This book explores ancient Egypt's feminine anointing mysteries and how these are reflected in both royal art and ritual life. It also traces their subsequent influence in early Christianity. This means there are five broad audiences for the book in addition to those interested in Egyptology, ancient history and archaeology. Religion -- the book provides new insights in religion and mythology. It includes a detailed study of the New Year ritual of anointing the pharaoh , so it will appeal to readers interested in ritual and ancient mysteries. As a discussion of the oldest known African religion it is also relevant to black history. Women's Studies -- the book carefully elucidates the place of feminine divinity and the Egyptian queen in these anointing mysteries. Emphasising the crucial role of the feminine in Egyptian ritual life, it gives a new perspective on women's theology and women's history. Early Christianity -- the book traces the influence of the Egyptian New Year rites in the Christian anointing mysteries, as recorded both in the canonical gospels and the alchemically inspired Gospel of Philip from the Nag Hammadi Library.

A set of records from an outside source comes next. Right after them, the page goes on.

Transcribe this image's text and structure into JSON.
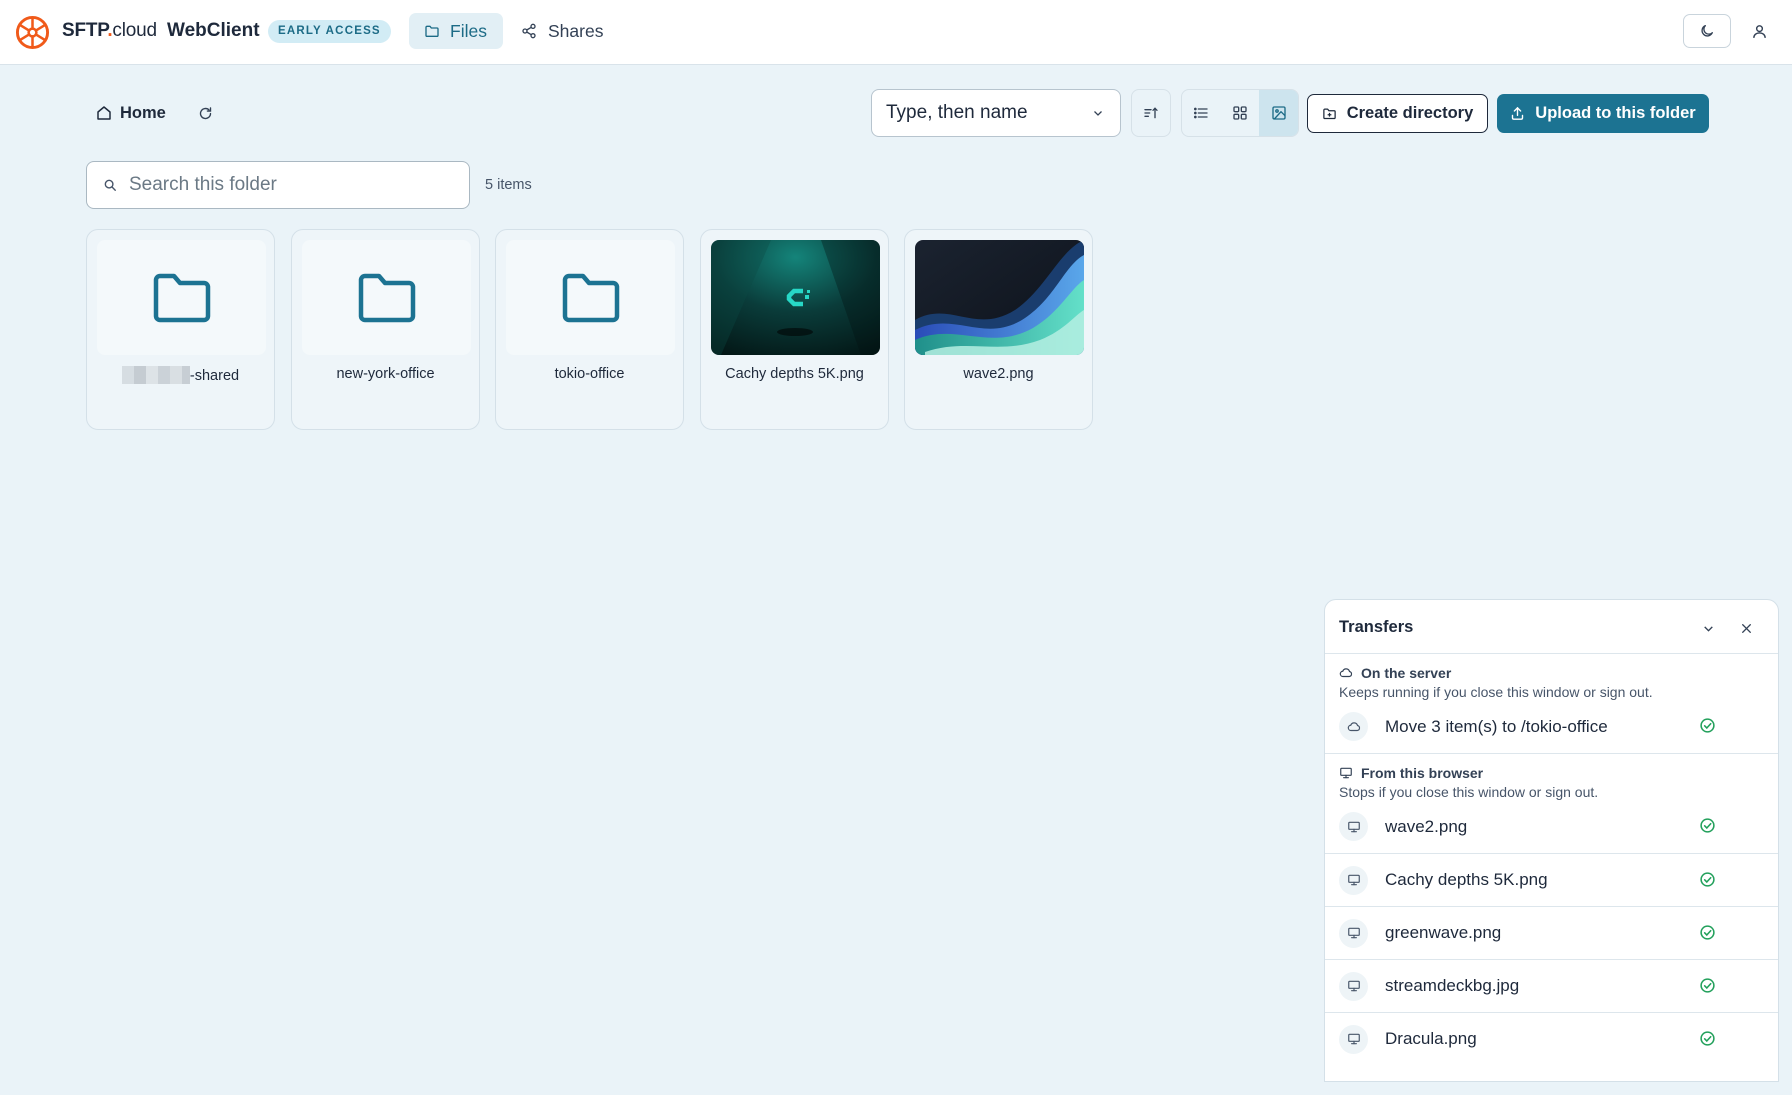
{
  "header": {
    "brand_main": "SFTP",
    "brand_dot": ".",
    "brand_suffix": "cloud",
    "app_name": "WebClient",
    "badge": "EARLY ACCESS",
    "nav": {
      "files": "Files",
      "shares": "Shares"
    },
    "accent_color": "#f05a1a"
  },
  "toolbar": {
    "home_label": "Home",
    "sort_value": "Type, then name",
    "create_label": "Create directory",
    "upload_label": "Upload to this folder",
    "active_view": "gallery",
    "primary_color": "#1c7392"
  },
  "search": {
    "placeholder": "Search this folder",
    "value": "",
    "count": "5 items"
  },
  "files": [
    {
      "name": "-shared",
      "kind": "folder",
      "redacted_prefix": true
    },
    {
      "name": "new-york-office",
      "kind": "folder"
    },
    {
      "name": "tokio-office",
      "kind": "folder"
    },
    {
      "name": "Cachy depths 5K.png",
      "kind": "image"
    },
    {
      "name": "wave2.png",
      "kind": "image"
    }
  ],
  "transfers": {
    "title": "Transfers",
    "server": {
      "heading": "On the server",
      "description": "Keeps running if you close this window or sign out.",
      "items": [
        {
          "label": "Move 3 item(s) to /tokio-office",
          "status": "done"
        }
      ]
    },
    "browser": {
      "heading": "From this browser",
      "description": "Stops if you close this window or sign out.",
      "items": [
        {
          "label": "wave2.png",
          "status": "done"
        },
        {
          "label": "Cachy depths 5K.png",
          "status": "done"
        },
        {
          "label": "greenwave.png",
          "status": "done"
        },
        {
          "label": "streamdeckbg.jpg",
          "status": "done"
        },
        {
          "label": "Dracula.png",
          "status": "done"
        }
      ]
    },
    "success_color": "#22a05b"
  }
}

It is therefore relevant to readers interested in early Christianity, Christian sacramentalism and the Nag Hammadi writings. Alchemy and Hermeticism -- the book's study of the relationship between early Christianity, Graeco-Egyptian alchemy and Hermeticism will interest those drawn to early esoteric traditions. Fine Arts -- the book will also appeal to readers interested in a history, since it gives a high priority to visual images for understanding Egyptian religion. It includes many striking colour illustrations, which are closely Integrated within the text.
Alison Roberts studied ancient Egyptian and Akkadian at the University of Oxford. She completed her doctoral thesis 'Cult Objects of Hathor' in 1984. Since then she has written and lectured on ancient Egypt. She lives in Brighton, England.